A descendant moon in the dormant season signifies that it is the moment to harvest the willows, so that has been the task of the week. Coincidentally it has also been a week of discussion about the British Governments desire to sell off the remaining publicly owned woodlands of England to pay off some of the national debt, and in a strange way the two have become connected.
The land the willows grow on belongs to my neighbour. Having cut down some large poplars that were being cultivated there for timber, he had no further plans for the land and offered it to us for planting willow and we gratefully accepted. That was nearly 20 years ago and only a quarter of the available space was planted at that time, but it has been added to every year since. It now measures about 12 metres by 6 and has several varieties that have survived out of the 50 plus that have been tried there.
|Willow bed January 2011 looking East|
It used to be a real pleasure to go down to the willows on a sunny winters day. A stand of scrubby trees on the north side of the plot gave protection from cold winds which, together with a mini wood of ash trees choked with wild clematis on the eastern side, created a warm micro-climate where you could work unfettered by layers of thick clothing or gloves.
|Stream January 2011|
Running along side the willow bed was a stream that originated from a small bubbling source and because the water was always there I pitted the willows for peeling in it. It was an oasis set amongst the mixed landscape of fields and the little strips of potager.
|Willows pitted in stream January 2000|
By August the track to the willows had become a canyon in between the giant brutish maize plants that bear no relation to their delicate South American ancestors and which are apparently always thirsty. The indigenous agri-business method for quenching this thirst appears to be astonishingly stupid. The water is pumped up from the water table and then often on a really hot day sprayed high into the air over the maize from a giant sprinkler in the hope that some of it reaches the ground. According to R.D.P.E statistics http://www.eau-poitou-charentes.org/usages/Usage-et-consequences,24.html it takes 500-1,000 litres of irrigated water to make 1kg of maize. This maize, which is unfit for human consumption, is fed to the pigs that live in sheds, never seeing the light of day or feeling sun on their skin, and which end up in pieces in the supermarkets "foires des porcs" of January at about 2€ a kilo. How do the sums add up, pork that is cheaper per kilo than cabbages?

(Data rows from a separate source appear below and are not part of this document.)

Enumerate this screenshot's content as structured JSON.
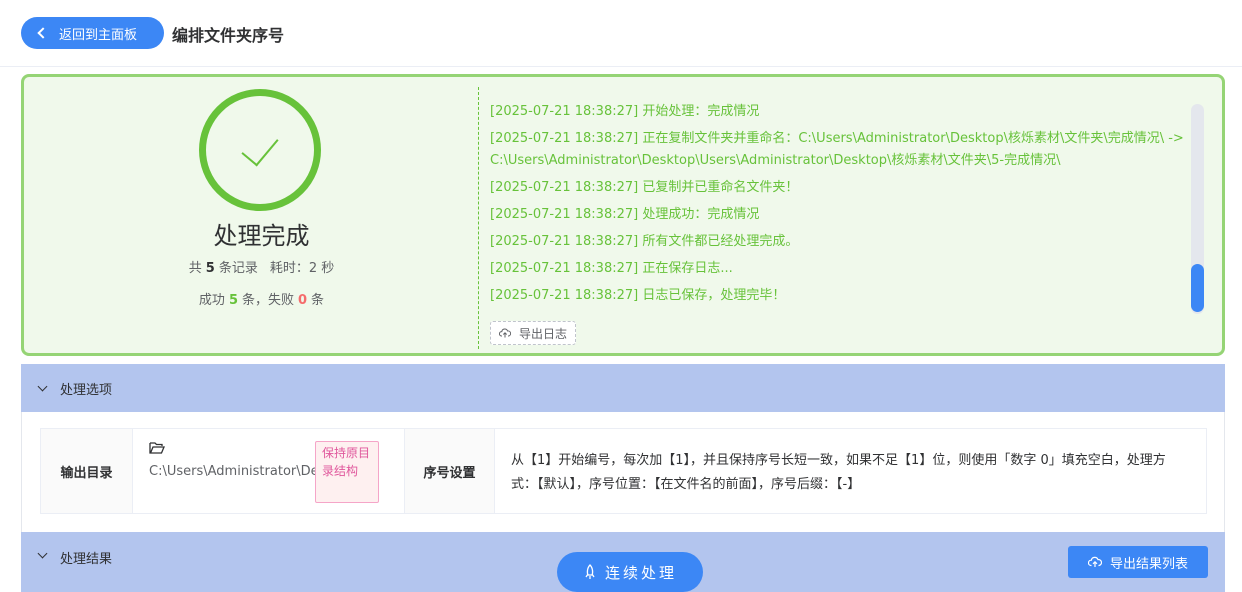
{
  "header": {
    "back_label": "返回到主面板",
    "title": "编排文件夹序号"
  },
  "result": {
    "title": "处理完成",
    "stats": {
      "total_prefix": "共",
      "total": "5",
      "total_suffix": "条记录",
      "time_label": "耗时：2 秒",
      "success_prefix": "成功",
      "success": "5",
      "success_suffix": "条，失败",
      "fail": "0",
      "fail_suffix": "条"
    },
    "logs": [
      "[2025-07-21 18:38:27] 开始处理：完成情况",
      "[2025-07-21 18:38:27] 正在复制文件夹并重命名：C:\\Users\\Administrator\\Desktop\\核烁素材\\文件夹\\完成情况\\ -> C:\\Users\\Administrator\\Desktop\\Users\\Administrator\\Desktop\\核烁素材\\文件夹\\5-完成情况\\",
      "[2025-07-21 18:38:27] 已复制并已重命名文件夹！",
      "[2025-07-21 18:38:27] 处理成功：完成情况",
      "[2025-07-21 18:38:27] 所有文件都已经处理完成。",
      "[2025-07-21 18:38:27] 正在保存日志...",
      "[2025-07-21 18:38:27] 日志已保存，处理完毕！"
    ],
    "export_log_label": "导出日志"
  },
  "options": {
    "section_label": "处理选项",
    "output_dir_label": "输出目录",
    "output_dir_path": "C:\\Users\\Administrator\\Desktop\\",
    "keep_structure_tag": "保持原目录结构",
    "seq_label": "序号设置",
    "seq_text": "从【1】开始编号，每次加【1】，并且保持序号长短一致，如果不足【1】位，则使用「数字 0」填充空白，处理方式：【默认】，序号位置：【在文件名的前面】，序号后缀：【-】"
  },
  "results_section": {
    "section_label": "处理结果",
    "continue_label": "连续处理",
    "export_result_label": "导出结果列表"
  },
  "colors": {
    "accent": "#3c87f5",
    "success": "#67c23a",
    "danger": "#f56c6c"
  }
}
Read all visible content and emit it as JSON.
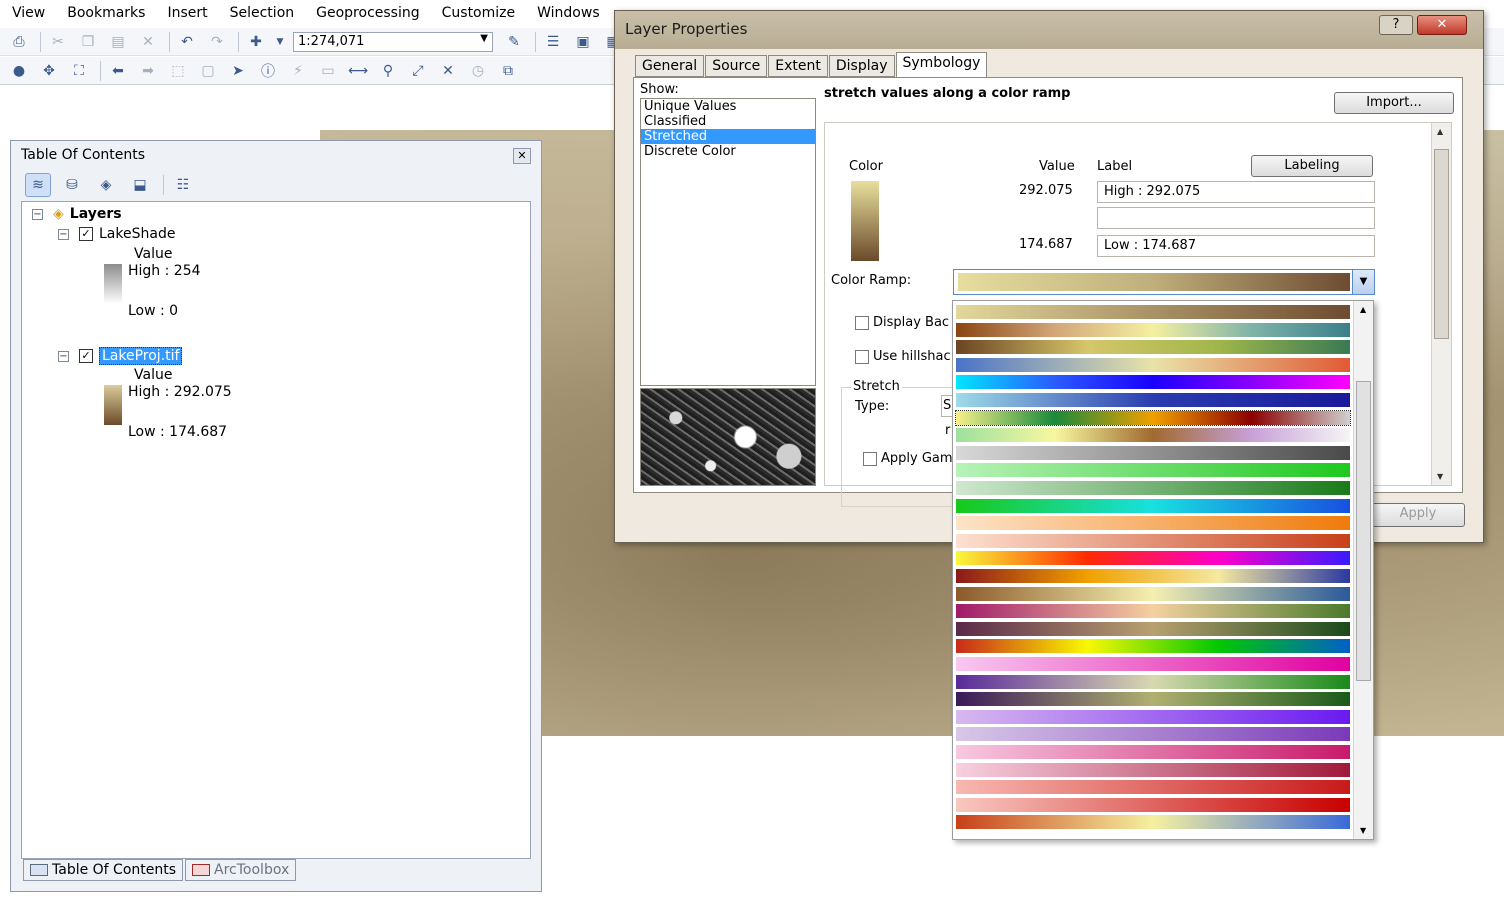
{
  "menu": [
    "View",
    "Bookmarks",
    "Insert",
    "Selection",
    "Geoprocessing",
    "Customize",
    "Windows"
  ],
  "toolbar": {
    "scale_value": "1:274,071"
  },
  "toc": {
    "title": "Table Of Contents",
    "close_glyph": "✕",
    "root_label": "Layers",
    "layers": [
      {
        "name": "LakeShade",
        "checked": true,
        "field": "Value",
        "high": "High : 254",
        "low": "Low : 0",
        "ramp": [
          "#8c8c8c",
          "#ffffff"
        ]
      },
      {
        "name": "LakeProj.tif",
        "checked": true,
        "selected": true,
        "field": "Value",
        "high": "High : 292.075",
        "low": "Low : 174.687",
        "ramp": [
          "#d9cc9a",
          "#6b4a2a"
        ]
      }
    ],
    "tabs": [
      "Table Of Contents",
      "ArcToolbox"
    ]
  },
  "dialog": {
    "title": "Layer Properties",
    "help_glyph": "?",
    "close_glyph": "✕",
    "tabs": [
      "General",
      "Source",
      "Extent",
      "Display",
      "Symbology"
    ],
    "active_tab": "Symbology",
    "show_label": "Show:",
    "show_items": [
      "Unique Values",
      "Classified",
      "Stretched",
      "Discrete Color"
    ],
    "selected_show": "Stretched",
    "heading": "stretch values along a color ramp",
    "import_label": "Import...",
    "color_header": "Color",
    "value_header": "Value",
    "label_header": "Label",
    "labeling_label": "Labeling",
    "high_value": "292.075",
    "low_value": "174.687",
    "high_label": "High : 292.075",
    "mid_label": "",
    "low_label": "Low : 174.687",
    "color_ramp_label": "Color Ramp:",
    "display_background_label": "Display Bac",
    "use_hillshade_label": "Use hillshac",
    "stretch_group_label": "Stretch",
    "type_label": "Type:",
    "type_value_partial": "S",
    "r_partial": "r",
    "apply_gamma_label": "Apply Gam",
    "apply_label": "Apply"
  },
  "color_ramps": [
    [
      "#e3d79c",
      "#6e4c30"
    ],
    [
      "#8b4513",
      "#d2a679",
      "#f5f0a0",
      "#7fb3a8",
      "#3b7f8c"
    ],
    [
      "#6b4422",
      "#d6c66b",
      "#9fb64a",
      "#3a7a54"
    ],
    [
      "#4a73c6",
      "#e8e3a8",
      "#e05a35"
    ],
    [
      "#00e5ff",
      "#2a5cff",
      "#1a00ff",
      "#8a00ff",
      "#ff00ff"
    ],
    [
      "#9edbe8",
      "#2a3cb0",
      "#1a1a9a"
    ],
    [
      "#f6f08a",
      "#1a8a3a",
      "#f0a000",
      "#8b0000",
      "#d0d0d0"
    ],
    [
      "#9ee09e",
      "#f7f7a0",
      "#a06a30",
      "#c8a0d8",
      "#f5f5f5"
    ],
    [
      "#d8d8d8",
      "#4a4a4a"
    ],
    [
      "#b8f2b8",
      "#1ec81e"
    ],
    [
      "#cfe8cf",
      "#1a7a1a"
    ],
    [
      "#18c818",
      "#18e0e0",
      "#1850e0"
    ],
    [
      "#fde4c8",
      "#f07b0a"
    ],
    [
      "#fde0d0",
      "#c8401a"
    ],
    [
      "#f8f83a",
      "#ff2a00",
      "#ff00c8",
      "#3a1aff"
    ],
    [
      "#8b1a1a",
      "#f0a000",
      "#f5e8a0",
      "#2a3aa0"
    ],
    [
      "#8b5a2a",
      "#f5f0b0",
      "#2a5a9a"
    ],
    [
      "#a01a6a",
      "#f5d0a0",
      "#4a7a2a"
    ],
    [
      "#5a2a4a",
      "#b8a070",
      "#1a4a1a"
    ],
    [
      "#c82a1a",
      "#f8f800",
      "#00c800",
      "#0060c8"
    ],
    [
      "#f8c8f0",
      "#e000a0"
    ],
    [
      "#5a2a9a",
      "#d8d8b0",
      "#1a8a1a"
    ],
    [
      "#3a1a5a",
      "#b0b070",
      "#1a5a1a"
    ],
    [
      "#d8b8f0",
      "#6a1af0"
    ],
    [
      "#d8c8e8",
      "#7a3ab8"
    ],
    [
      "#f8c8e0",
      "#c81a6a"
    ],
    [
      "#f8d0e0",
      "#a01a3a"
    ],
    [
      "#f8b8b0",
      "#c81a1a"
    ],
    [
      "#f8c8c0",
      "#c80000"
    ],
    [
      "#c8401a",
      "#f5f0a0",
      "#3a6ad8"
    ]
  ]
}
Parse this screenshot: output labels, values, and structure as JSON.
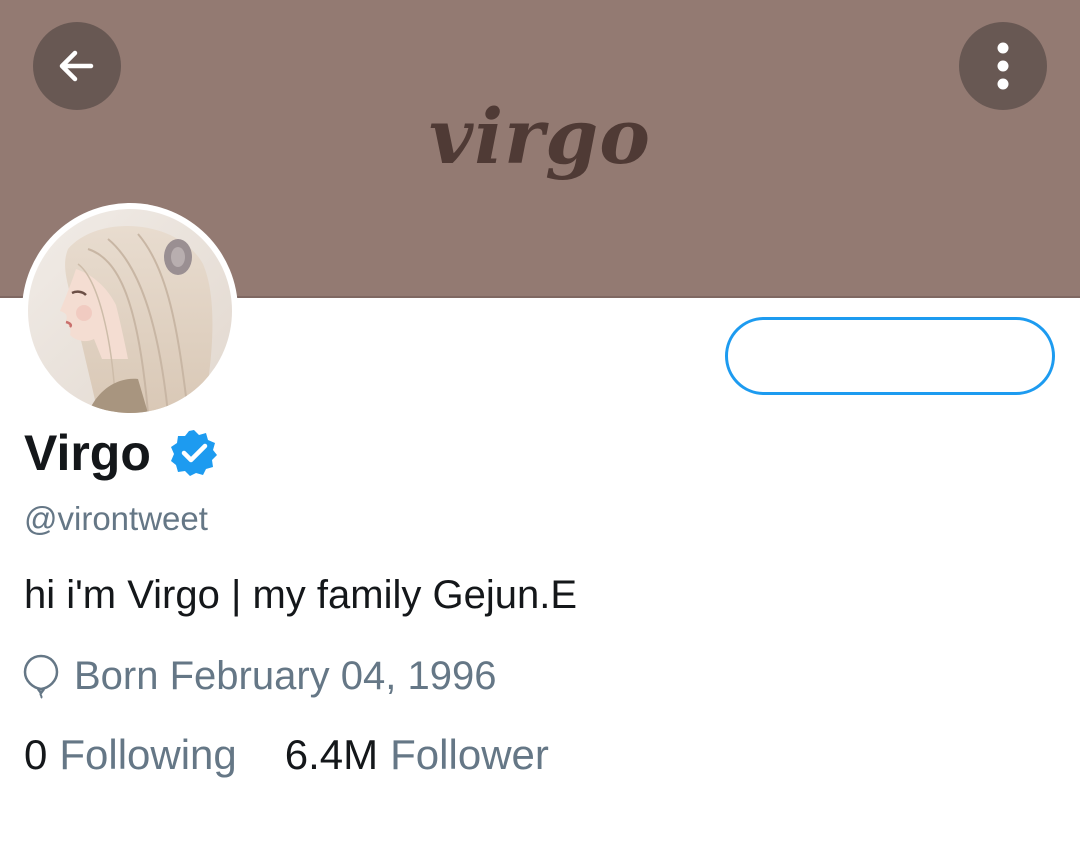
{
  "header": {
    "banner_text": "virgo",
    "back_icon": "arrow-left-icon",
    "more_icon": "vertical-dots-icon",
    "banner_color": "#937a72"
  },
  "profile": {
    "display_name": "Virgo",
    "verified_icon": "verified-badge-icon",
    "handle": "@virontweet",
    "bio": "hi i'm Virgo | my family Gejun.E",
    "birth_icon": "balloon-icon",
    "birth": "Born February 04, 1996",
    "follow_button_label": ""
  },
  "stats": {
    "following_count": "0",
    "following_label": "Following",
    "followers_count": "6.4M",
    "followers_label": "Follower"
  },
  "colors": {
    "accent": "#1d9bf0",
    "secondary_text": "#657786",
    "primary_text": "#14171a"
  }
}
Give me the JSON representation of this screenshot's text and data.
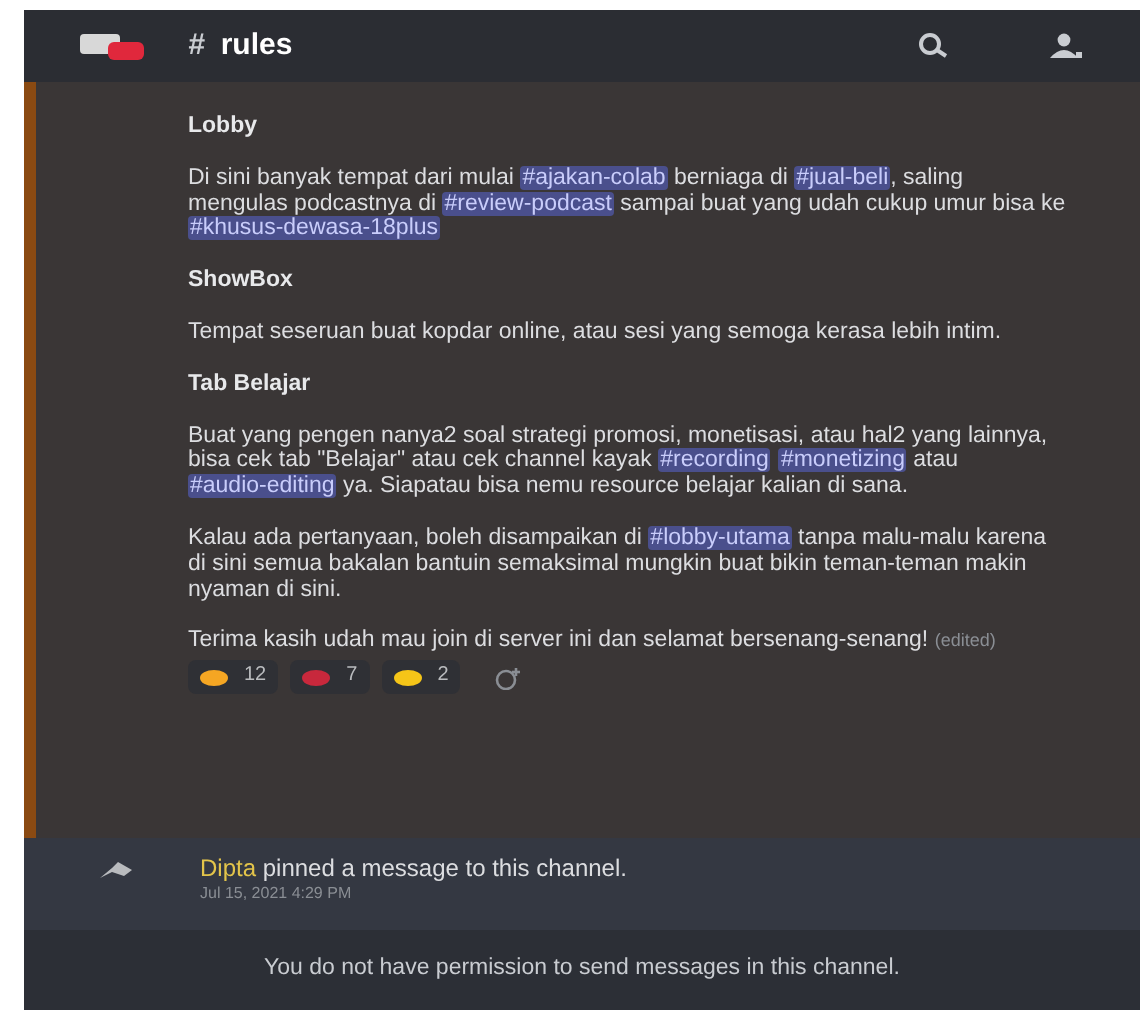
{
  "header": {
    "hash": "#",
    "title": "rules"
  },
  "message": {
    "blocks": [
      {
        "kind": "heading",
        "text": "Lobby"
      },
      {
        "kind": "paragraph",
        "parts": [
          {
            "kind": "text",
            "text": "Di sini banyak tempat dari mulai "
          },
          {
            "kind": "mention",
            "text": "#ajakan-colab"
          },
          {
            "kind": "text",
            "text": " berniaga di "
          },
          {
            "kind": "mention",
            "text": "#jual-beli"
          },
          {
            "kind": "text",
            "text": ", saling mengulas podcastnya di "
          },
          {
            "kind": "mention",
            "text": "#review-podcast"
          },
          {
            "kind": "text",
            "text": " sampai buat yang udah cukup umur bisa ke "
          },
          {
            "kind": "mention",
            "text": "#khusus-dewasa-18plus"
          }
        ]
      },
      {
        "kind": "heading",
        "text": "ShowBox"
      },
      {
        "kind": "paragraph",
        "parts": [
          {
            "kind": "text",
            "text": "Tempat seseruan buat kopdar online, atau sesi yang semoga kerasa lebih intim."
          }
        ]
      },
      {
        "kind": "heading",
        "text": "Tab Belajar"
      },
      {
        "kind": "paragraph",
        "parts": [
          {
            "kind": "text",
            "text": "Buat yang pengen nanya2 soal strategi promosi, monetisasi, atau hal2 yang lainnya, bisa cek tab \"Belajar\" atau cek channel kayak "
          },
          {
            "kind": "mention",
            "text": "#recording"
          },
          {
            "kind": "mention",
            "text": "#monetizing"
          },
          {
            "kind": "text",
            "text": " atau "
          },
          {
            "kind": "mention",
            "text": "#audio-editing"
          },
          {
            "kind": "text",
            "text": " ya. Siapatau bisa nemu resource belajar kalian di sana."
          }
        ]
      },
      {
        "kind": "paragraph",
        "parts": [
          {
            "kind": "text",
            "text": "Kalau ada pertanyaan, boleh disampaikan di "
          },
          {
            "kind": "mention",
            "text": "#lobby-utama"
          },
          {
            "kind": "text",
            "text": " tanpa malu-malu karena di sini semua bakalan bantuin semaksimal mungkin buat bikin teman-teman makin nyaman di sini."
          }
        ]
      },
      {
        "kind": "paragraph",
        "parts": [
          {
            "kind": "text",
            "text": "Terima kasih udah mau join di server ini dan selamat bersenang-senang! "
          },
          {
            "kind": "edited",
            "text": "(edited)"
          }
        ]
      }
    ],
    "reactions": [
      {
        "color": "#f5a623",
        "count": "12"
      },
      {
        "color": "#c8283c",
        "count": "7"
      },
      {
        "color": "#f5c518",
        "count": "2"
      }
    ]
  },
  "pin_notice": {
    "user": "Dipta",
    "text": " pinned a message to this channel.",
    "timestamp": "Jul 15, 2021 4:29 PM"
  },
  "composer": {
    "notice": "You do not have permission to send messages in this channel."
  }
}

|Dry stream September 2010|
Needless to say it wasn't a good willow harvest.
Reflecting on all this in the biting wind with freezing fingers trying to grasp the secateurs, I began to tell myself that we should stop doing this work. It is not much fun and I don't really need the willows, there are plenty of other available materials that I can use to make baskets with, but if we stop cultivating this little plot the trees surrounding it will be cut and the maize will be moved in. It struck me then that the only difference between Brazilian deforestation and the European version is that we have already done it.
Here is a link to a petition to halt the sell off of Englands publicly owned woodlands http://www.38degrees.org.uk/page/s/save-our-forests#petition Thank you Barbara.